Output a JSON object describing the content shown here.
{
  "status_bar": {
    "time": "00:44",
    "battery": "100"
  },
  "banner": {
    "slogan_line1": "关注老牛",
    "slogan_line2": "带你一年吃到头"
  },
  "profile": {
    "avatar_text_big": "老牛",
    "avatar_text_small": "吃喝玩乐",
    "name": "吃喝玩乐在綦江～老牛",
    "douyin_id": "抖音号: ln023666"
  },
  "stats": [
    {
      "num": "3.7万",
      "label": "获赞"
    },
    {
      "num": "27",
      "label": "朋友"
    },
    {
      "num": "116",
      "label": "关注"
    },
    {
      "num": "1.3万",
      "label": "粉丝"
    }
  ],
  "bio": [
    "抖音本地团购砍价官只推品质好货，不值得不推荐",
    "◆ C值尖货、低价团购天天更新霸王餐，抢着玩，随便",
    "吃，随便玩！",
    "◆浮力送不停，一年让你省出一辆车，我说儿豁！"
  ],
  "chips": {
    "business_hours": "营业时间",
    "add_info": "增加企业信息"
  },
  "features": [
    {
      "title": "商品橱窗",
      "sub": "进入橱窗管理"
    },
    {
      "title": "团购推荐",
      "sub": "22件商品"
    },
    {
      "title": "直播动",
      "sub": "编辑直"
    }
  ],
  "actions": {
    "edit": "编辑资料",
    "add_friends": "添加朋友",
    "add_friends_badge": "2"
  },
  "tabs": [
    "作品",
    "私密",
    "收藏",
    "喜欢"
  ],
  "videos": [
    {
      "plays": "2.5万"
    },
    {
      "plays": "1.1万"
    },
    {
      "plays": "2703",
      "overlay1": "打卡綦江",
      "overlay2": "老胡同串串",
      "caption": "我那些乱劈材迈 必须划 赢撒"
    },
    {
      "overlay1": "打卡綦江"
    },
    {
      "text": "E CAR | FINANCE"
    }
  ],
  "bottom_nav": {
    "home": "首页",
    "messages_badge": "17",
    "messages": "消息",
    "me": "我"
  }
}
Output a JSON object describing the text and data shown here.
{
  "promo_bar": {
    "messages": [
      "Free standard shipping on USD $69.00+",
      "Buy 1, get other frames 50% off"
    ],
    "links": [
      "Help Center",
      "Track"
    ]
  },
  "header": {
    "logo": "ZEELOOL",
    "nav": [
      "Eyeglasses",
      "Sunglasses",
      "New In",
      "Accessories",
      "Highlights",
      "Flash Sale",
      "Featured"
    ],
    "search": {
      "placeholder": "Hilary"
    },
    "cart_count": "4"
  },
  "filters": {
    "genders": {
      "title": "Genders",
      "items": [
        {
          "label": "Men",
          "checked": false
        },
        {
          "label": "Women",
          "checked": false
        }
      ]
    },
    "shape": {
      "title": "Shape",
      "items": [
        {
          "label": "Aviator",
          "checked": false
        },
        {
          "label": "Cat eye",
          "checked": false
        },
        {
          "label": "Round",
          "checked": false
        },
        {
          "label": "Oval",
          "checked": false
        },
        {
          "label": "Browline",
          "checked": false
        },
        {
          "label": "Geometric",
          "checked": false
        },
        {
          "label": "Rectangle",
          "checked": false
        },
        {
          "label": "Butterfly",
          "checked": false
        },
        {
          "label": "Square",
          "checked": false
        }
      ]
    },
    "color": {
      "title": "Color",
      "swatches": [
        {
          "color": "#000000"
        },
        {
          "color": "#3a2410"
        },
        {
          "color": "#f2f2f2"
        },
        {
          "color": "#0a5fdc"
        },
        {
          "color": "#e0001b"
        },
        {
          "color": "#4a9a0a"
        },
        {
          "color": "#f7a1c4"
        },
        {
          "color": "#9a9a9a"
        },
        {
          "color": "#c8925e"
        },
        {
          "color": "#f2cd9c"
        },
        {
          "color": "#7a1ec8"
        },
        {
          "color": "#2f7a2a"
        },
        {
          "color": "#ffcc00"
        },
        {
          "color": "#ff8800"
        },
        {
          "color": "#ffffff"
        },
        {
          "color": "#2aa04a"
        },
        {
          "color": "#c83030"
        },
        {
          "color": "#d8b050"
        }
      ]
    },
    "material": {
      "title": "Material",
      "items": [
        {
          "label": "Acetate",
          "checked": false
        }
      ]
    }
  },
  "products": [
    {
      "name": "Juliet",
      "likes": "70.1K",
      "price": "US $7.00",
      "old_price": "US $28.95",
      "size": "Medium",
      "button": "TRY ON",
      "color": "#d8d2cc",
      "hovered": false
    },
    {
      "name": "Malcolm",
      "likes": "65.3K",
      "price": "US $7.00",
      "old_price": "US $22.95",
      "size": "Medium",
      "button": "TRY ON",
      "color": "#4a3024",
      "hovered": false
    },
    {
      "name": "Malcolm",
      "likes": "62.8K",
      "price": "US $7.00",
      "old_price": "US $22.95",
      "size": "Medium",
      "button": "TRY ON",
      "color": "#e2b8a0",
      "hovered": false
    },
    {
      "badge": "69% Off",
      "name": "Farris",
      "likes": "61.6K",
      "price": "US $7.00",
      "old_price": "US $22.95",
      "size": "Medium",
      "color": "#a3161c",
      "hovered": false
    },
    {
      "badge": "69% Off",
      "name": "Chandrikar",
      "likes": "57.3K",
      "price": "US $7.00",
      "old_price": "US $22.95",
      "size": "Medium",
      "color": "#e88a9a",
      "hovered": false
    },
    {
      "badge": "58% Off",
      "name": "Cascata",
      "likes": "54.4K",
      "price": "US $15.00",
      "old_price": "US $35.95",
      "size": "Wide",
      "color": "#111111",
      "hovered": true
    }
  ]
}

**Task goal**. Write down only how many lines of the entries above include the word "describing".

**Response below**. 2